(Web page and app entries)
*** Begin section ***

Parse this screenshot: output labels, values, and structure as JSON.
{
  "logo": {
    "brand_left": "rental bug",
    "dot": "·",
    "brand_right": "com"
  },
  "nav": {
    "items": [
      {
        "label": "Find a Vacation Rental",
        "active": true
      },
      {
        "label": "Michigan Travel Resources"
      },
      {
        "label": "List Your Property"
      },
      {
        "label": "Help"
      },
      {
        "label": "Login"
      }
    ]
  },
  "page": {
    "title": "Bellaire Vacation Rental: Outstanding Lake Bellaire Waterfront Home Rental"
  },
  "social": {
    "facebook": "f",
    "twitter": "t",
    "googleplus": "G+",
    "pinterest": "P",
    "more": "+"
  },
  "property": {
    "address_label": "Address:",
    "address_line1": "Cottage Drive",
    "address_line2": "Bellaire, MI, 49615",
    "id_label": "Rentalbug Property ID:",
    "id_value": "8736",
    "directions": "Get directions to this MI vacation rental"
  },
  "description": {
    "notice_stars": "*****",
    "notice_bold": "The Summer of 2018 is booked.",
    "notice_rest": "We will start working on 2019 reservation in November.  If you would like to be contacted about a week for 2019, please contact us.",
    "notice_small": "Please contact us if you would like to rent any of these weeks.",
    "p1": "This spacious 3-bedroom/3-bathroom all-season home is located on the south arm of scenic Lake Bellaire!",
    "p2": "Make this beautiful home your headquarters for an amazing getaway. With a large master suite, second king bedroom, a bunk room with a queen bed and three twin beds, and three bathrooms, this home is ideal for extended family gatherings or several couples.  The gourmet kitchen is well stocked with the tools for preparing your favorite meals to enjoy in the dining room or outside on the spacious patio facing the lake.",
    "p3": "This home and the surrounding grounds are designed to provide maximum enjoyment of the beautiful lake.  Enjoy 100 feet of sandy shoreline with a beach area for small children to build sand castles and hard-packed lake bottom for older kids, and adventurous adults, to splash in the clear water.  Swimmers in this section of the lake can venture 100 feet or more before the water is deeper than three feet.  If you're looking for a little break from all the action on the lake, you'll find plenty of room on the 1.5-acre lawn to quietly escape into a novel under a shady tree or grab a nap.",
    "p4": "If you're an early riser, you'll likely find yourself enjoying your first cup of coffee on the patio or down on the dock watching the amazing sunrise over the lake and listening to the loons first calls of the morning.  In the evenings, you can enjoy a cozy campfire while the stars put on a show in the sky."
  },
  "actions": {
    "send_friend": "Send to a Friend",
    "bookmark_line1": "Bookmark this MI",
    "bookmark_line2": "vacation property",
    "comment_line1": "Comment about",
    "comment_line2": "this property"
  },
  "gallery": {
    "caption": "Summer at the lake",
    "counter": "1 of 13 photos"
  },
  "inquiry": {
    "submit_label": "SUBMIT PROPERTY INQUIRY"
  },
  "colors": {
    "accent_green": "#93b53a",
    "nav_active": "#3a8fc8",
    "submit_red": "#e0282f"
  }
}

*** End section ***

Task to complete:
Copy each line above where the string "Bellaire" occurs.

Your response:
    "title": "Bellaire Vacation Rental: Outstanding Lake Bellaire Waterfront Home Rental"
    "address_line2": "Bellaire, MI, 49615",
    "p1": "This spacious 3-bedroom/3-bathroom all-season home is located on the south arm of scenic Lake Bellaire!",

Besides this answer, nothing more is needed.